In comparison with the other social and behavioral sciences, there has been a general lack of anthropological input or interest in public policy.
This absence from the public policy arena has been the result of both historical developments and theoretical biases within the field. Nevertheless, there have been certain periods when significant numbers of anthropologists have worked in policy areas-the 1930s. World War Il-but even then their influence was not great. However, in recent years we have witnessed a rapidly growing emphasis on public policy in applied anthropology which promises to give the discipline the opportunity to become atruly holistic policy science.
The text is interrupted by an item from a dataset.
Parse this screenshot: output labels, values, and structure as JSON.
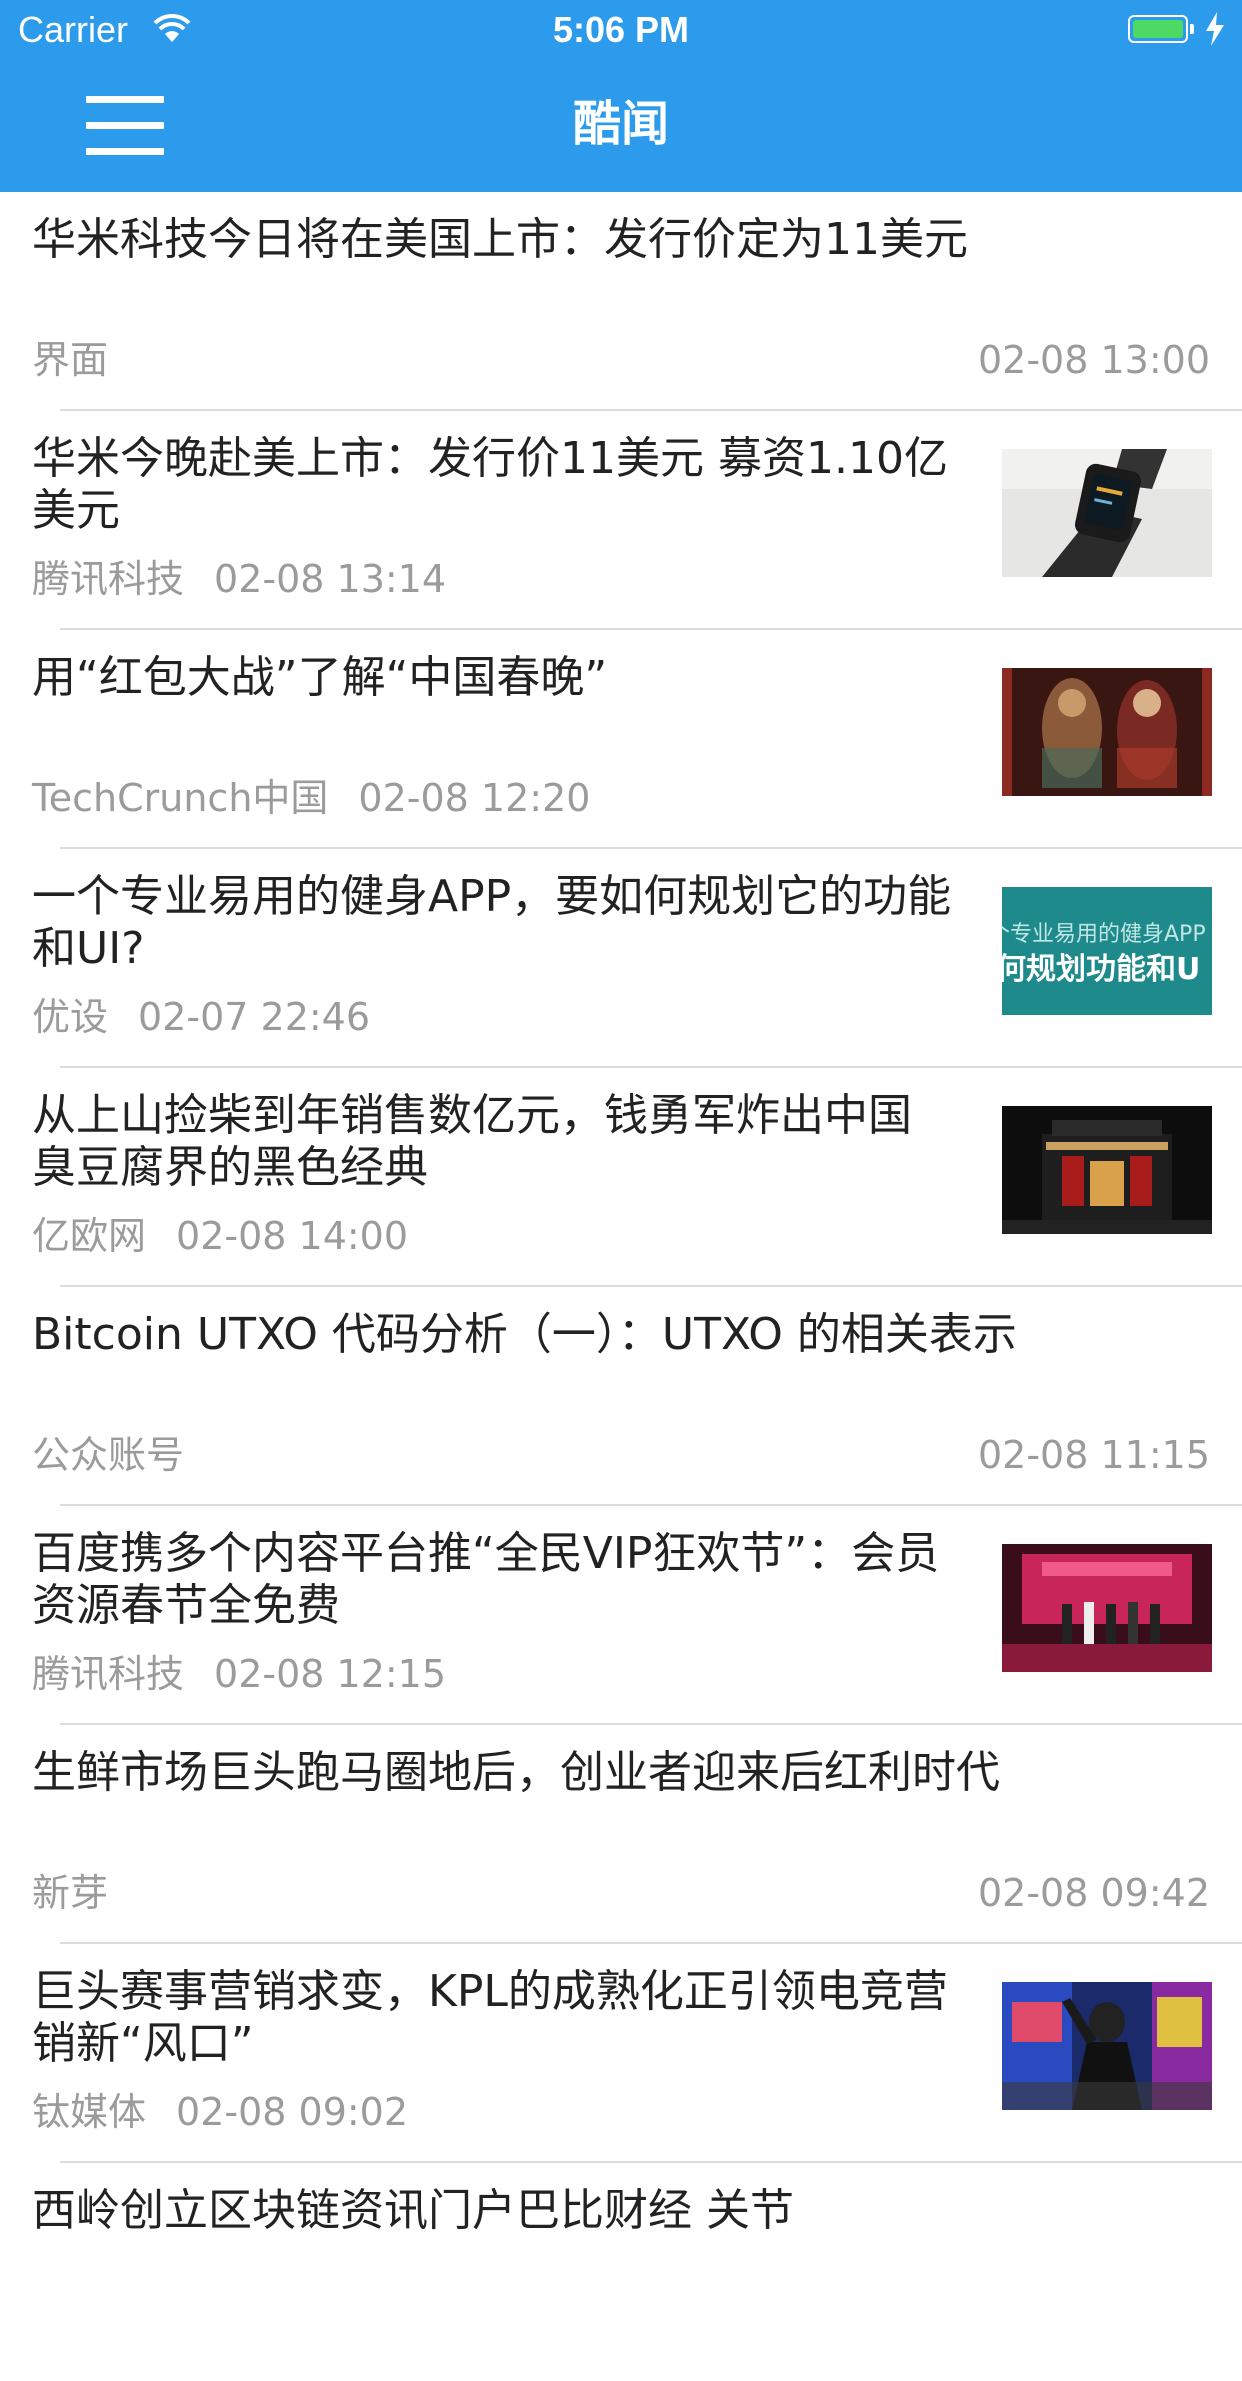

In addition to the discussion of the factors which have impeded and, more recently, contributed to anthropological involvement with public policy, each of the symposium papers is briefly introduced.